Class Central: What is the receptivity of health systems and organizations to learn about new innovations and test pilots?
Course Team: The most receptive laboratories for new ideas about the delivery of health care services and new models of insurance are in SE Asia, Central and South America, China, the Middle East, and Africa. The U.S., Japan, and Europe are highly receptive for beta tests for new medical technologies.
Class Central: How is the emergence of consumer health apps affecting the healthcare system?
Course Team: The health care system is becoming increasingly consumer–driven, as a result of these new transparency and monitoring apps and changes in the financing of health care which give consumers more funds which they can use to buy the health care they want. Consumers will create enormous pressure on the status quo in the U.S. and Europe to become more consumer-driven. In the rest of the world, much of the funding comes directly from consumers, so they are already more responsive to personal needs.
Class Central: People can sign up for the course either as individuals or in groups. What will the course experience be like for groups?

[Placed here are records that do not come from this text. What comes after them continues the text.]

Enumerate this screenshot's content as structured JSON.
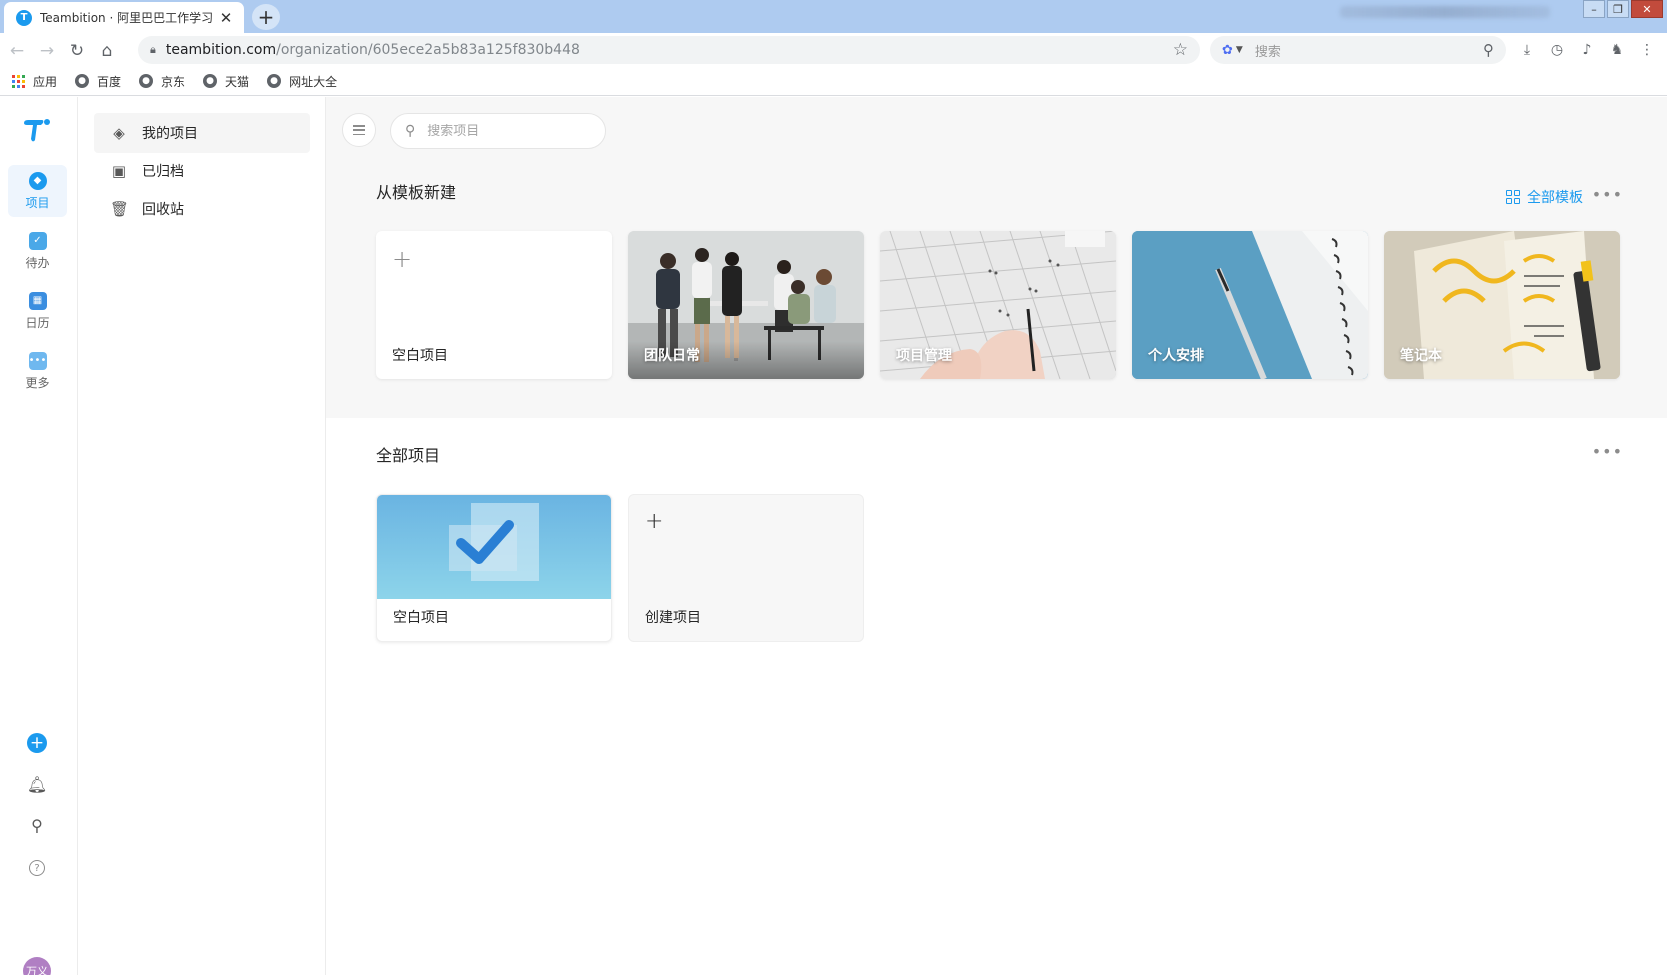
{
  "browser": {
    "tab_title": "Teambition · 阿里巴巴工作学习",
    "tab_favicon": "T",
    "url_host": "teambition.com",
    "url_path": "/organization/605ece2a5b83a125f830b448",
    "search_placeholder": "搜索",
    "bookmarks": [
      "应用",
      "百度",
      "京东",
      "天猫",
      "网址大全"
    ]
  },
  "rail": {
    "items": [
      {
        "label": "项目",
        "icon": "project-cube-icon",
        "color": "#1b9aee"
      },
      {
        "label": "待办",
        "icon": "todo-clipboard-icon",
        "color": "#4aa8e8"
      },
      {
        "label": "日历",
        "icon": "calendar-icon",
        "color": "#3b8ee0"
      },
      {
        "label": "更多",
        "icon": "more-apps-icon",
        "color": "#6fb8ef"
      }
    ],
    "avatar_text": "万义"
  },
  "nav": {
    "items": [
      {
        "label": "我的项目",
        "icon": "layers-icon"
      },
      {
        "label": "已归档",
        "icon": "archive-box-icon"
      },
      {
        "label": "回收站",
        "icon": "trash-icon"
      }
    ]
  },
  "main": {
    "search_placeholder": "搜索项目",
    "templates_title": "从模板新建",
    "all_templates_label": "全部模板",
    "templates": [
      {
        "label": "空白项目"
      },
      {
        "label": "团队日常"
      },
      {
        "label": "项目管理"
      },
      {
        "label": "个人安排"
      },
      {
        "label": "笔记本"
      }
    ],
    "projects_title": "全部项目",
    "projects": [
      {
        "label": "空白项目"
      },
      {
        "label": "创建项目"
      }
    ]
  },
  "colors": {
    "accent": "#1b9aee",
    "tabstrip": "#aecbf0"
  }
}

Course Team: The application for the limited enrollment course requires teams of 3-6. Further, it requires that a team have a diverse skill set (a person with clinical skills, someone with financial skills, someone with tech skills, etc). Teams are required to meet weekly (online, by email, over the phone, or in person) to discuss the cases and build a business plan. These teams will get in-depth, targeted feedback from the course team to improve their business skills and business plan. Participants from last year’s course praised the learning experience that came from team diversity, both geographically and in skill sets.
Class Central: Why should innovators be interested in tackling the field of healthcare?
Course Team: We believe that healthcare is the innovation opportunity of the 21st century because of its size, exciting technology innovations, and current inability to deliver services efficiently, equitably, and with consistent, high-quality standards. Healthcare needs innovations, and skilled innovators can do good and do well. But it is highly complex sector so innovators need considerable skills to move beyond wishful thinking to viable, large scale ventures